ERIC Number: ED223741
Record Type: RIE
Publication Date: 1982
Reference Count: 0
Afro-American Patterns of Cognition.
Shade, Barbara J.
Reviews of literature and administration of different types of measurement tools among various student groups in Wisconsin were conducted to explore black cognitive styles on five dimensions and to investigate whether social and cultural factors affect the knowledge acquisition process. Results revealed that: (1) blacks tend to be more field dependent than whites, a difference that seems to be associated with blacks' lower performance levels on school tasks; (2) blacks tend to categorize their world using more finely discriminated classes than whites; (3) differences in stylistic preferences and performance on cognitive tasks seem to diminish if students were matched for life style, social situation, age, and grade; and (4) variations in cognitive patterns seem to be associated with school performance and with students' social status. Overall, the data indicated rather complex relationships among preferred ways of knowledge acquisition, social and economic roles, and school performance. Many of the findings are inconclusive, however, because of varying results generated by the use of different instruments. (Author/MJL)
Publication Type: Reports - Research
Education Level: N/A
Sponsor: National Inst. of Education (ED), Washington, DC.
Authoring Institution: Wisconsin Center for Education Research, Madison.

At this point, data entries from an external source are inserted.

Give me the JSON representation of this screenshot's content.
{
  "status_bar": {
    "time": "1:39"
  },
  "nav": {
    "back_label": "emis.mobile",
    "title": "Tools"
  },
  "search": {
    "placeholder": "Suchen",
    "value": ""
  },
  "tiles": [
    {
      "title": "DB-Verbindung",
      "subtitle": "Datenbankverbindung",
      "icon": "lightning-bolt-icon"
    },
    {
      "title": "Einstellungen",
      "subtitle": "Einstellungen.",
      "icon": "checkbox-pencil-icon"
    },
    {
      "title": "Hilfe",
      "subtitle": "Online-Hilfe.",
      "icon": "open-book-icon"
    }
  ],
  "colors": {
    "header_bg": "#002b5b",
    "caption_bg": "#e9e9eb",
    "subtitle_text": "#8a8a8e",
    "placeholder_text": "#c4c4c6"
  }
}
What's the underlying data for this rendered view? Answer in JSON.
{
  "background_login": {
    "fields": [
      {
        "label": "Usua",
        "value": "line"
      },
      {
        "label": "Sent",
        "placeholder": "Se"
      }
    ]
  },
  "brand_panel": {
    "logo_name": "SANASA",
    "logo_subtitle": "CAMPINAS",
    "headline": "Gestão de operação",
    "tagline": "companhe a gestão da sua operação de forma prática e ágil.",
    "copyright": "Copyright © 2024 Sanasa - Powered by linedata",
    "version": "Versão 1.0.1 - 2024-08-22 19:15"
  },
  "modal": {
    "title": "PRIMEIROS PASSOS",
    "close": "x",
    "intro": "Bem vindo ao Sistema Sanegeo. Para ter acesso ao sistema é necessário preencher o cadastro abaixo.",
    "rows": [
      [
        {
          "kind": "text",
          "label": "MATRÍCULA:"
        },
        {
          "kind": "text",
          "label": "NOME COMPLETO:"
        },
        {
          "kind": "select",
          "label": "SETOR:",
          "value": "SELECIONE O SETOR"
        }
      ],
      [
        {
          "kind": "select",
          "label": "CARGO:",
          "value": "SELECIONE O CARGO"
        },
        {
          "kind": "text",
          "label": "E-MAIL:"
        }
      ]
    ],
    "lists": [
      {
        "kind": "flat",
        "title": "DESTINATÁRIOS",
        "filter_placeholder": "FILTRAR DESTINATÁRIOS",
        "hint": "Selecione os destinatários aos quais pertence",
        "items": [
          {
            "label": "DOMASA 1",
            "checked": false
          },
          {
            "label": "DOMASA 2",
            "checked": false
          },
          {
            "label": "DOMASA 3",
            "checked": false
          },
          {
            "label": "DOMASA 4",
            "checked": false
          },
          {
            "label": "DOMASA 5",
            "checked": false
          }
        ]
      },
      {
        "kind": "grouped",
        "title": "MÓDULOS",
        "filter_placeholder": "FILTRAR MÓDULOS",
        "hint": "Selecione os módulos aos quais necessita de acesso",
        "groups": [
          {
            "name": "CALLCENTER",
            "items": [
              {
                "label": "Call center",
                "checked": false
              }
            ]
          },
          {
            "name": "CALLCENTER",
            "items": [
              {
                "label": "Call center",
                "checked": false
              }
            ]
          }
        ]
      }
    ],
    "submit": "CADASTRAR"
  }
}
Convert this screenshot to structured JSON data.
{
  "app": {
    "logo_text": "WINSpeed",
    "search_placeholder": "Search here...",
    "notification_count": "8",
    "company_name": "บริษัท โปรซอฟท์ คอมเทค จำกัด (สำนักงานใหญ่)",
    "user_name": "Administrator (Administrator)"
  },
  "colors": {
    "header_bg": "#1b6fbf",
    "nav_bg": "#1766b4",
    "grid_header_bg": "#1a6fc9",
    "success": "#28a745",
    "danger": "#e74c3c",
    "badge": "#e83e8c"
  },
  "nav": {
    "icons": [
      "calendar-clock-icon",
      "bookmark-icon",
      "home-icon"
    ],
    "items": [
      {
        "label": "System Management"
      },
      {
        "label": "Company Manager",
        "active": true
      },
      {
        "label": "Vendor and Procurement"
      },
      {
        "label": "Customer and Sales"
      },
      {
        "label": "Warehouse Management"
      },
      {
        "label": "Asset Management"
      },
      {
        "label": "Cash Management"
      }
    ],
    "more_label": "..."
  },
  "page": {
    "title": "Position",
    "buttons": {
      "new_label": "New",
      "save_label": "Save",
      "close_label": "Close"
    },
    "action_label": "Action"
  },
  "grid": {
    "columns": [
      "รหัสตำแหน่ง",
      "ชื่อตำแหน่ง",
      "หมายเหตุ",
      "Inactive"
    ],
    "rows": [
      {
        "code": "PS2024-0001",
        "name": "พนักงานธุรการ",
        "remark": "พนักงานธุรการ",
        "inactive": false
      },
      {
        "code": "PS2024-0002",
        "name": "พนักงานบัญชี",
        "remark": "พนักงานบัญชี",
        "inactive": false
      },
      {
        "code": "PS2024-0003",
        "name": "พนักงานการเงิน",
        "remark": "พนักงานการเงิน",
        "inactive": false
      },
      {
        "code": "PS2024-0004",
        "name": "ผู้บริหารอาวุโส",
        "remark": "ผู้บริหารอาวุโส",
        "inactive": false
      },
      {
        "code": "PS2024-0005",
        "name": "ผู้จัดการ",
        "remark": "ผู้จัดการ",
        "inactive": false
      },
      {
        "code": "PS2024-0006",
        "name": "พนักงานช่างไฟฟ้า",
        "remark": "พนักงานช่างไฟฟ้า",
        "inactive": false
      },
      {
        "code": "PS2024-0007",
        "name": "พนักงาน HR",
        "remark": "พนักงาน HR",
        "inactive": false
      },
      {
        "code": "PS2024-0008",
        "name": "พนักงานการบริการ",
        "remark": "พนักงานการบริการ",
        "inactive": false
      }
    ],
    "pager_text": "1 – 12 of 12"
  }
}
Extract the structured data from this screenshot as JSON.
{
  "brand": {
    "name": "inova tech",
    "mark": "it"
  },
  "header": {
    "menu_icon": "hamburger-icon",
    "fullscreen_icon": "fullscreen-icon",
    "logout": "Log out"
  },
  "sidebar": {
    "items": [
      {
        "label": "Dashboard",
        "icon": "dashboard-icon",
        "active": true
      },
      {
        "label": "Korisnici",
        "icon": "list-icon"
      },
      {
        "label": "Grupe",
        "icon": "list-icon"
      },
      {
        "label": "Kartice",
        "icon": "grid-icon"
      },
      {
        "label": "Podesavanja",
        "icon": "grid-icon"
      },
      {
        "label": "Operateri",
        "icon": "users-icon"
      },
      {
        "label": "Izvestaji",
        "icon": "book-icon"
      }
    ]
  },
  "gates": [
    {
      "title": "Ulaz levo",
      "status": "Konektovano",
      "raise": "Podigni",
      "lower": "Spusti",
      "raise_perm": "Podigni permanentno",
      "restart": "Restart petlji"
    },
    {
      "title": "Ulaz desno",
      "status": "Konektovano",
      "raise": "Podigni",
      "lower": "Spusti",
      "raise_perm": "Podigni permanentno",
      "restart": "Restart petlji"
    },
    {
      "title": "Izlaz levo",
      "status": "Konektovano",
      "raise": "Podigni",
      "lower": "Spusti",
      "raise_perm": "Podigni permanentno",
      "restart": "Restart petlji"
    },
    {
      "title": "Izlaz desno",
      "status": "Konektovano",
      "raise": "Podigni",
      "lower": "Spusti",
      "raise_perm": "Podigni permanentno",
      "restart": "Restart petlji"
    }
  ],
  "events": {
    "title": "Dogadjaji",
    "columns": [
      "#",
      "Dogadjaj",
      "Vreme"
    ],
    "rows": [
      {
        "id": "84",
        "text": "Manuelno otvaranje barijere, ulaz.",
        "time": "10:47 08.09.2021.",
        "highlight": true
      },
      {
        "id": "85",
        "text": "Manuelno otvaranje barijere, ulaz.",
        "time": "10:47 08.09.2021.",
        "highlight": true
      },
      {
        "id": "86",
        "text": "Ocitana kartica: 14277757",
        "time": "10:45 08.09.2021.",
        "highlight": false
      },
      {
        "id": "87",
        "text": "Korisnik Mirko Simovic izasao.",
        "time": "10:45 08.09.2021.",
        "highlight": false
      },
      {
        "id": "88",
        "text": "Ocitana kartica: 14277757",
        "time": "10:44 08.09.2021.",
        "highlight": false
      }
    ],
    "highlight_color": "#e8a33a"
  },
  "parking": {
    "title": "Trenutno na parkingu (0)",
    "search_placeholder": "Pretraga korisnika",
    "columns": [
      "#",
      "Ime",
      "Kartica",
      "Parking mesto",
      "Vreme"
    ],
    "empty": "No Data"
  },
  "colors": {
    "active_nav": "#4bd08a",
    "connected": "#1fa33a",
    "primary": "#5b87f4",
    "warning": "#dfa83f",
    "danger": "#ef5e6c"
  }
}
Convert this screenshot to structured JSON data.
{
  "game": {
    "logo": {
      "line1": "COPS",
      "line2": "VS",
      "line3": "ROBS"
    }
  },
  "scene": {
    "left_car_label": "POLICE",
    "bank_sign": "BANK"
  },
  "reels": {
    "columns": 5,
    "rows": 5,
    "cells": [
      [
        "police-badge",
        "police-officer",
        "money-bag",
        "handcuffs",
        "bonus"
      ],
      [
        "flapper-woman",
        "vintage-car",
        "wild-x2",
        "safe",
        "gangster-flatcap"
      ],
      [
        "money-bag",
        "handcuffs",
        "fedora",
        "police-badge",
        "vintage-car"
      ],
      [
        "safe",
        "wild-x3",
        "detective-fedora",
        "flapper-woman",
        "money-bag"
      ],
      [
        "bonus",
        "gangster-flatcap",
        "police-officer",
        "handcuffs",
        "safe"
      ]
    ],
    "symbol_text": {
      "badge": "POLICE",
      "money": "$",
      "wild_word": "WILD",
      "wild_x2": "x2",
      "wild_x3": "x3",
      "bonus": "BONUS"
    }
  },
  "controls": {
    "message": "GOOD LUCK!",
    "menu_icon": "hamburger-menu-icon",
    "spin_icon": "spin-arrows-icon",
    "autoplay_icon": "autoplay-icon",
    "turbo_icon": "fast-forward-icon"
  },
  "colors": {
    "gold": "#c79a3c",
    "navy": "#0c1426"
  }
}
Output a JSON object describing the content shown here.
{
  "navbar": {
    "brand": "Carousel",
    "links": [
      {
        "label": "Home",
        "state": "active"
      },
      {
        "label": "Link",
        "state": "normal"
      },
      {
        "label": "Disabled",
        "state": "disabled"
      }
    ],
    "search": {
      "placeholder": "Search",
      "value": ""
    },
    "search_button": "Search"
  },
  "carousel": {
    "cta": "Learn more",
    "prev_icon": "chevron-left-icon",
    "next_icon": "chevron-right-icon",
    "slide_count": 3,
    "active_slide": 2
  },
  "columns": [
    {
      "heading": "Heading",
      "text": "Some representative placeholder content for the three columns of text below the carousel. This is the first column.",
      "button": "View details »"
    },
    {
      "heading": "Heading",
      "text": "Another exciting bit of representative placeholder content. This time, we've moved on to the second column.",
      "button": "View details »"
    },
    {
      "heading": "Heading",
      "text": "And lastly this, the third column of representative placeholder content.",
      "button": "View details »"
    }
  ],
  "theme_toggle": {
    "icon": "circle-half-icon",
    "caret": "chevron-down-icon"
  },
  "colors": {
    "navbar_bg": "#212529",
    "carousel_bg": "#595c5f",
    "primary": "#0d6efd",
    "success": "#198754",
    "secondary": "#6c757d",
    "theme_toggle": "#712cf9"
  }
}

Note: For related document see ED 211 657. Additional funds provided through the Wisconsin Governor's Employment and Training Office.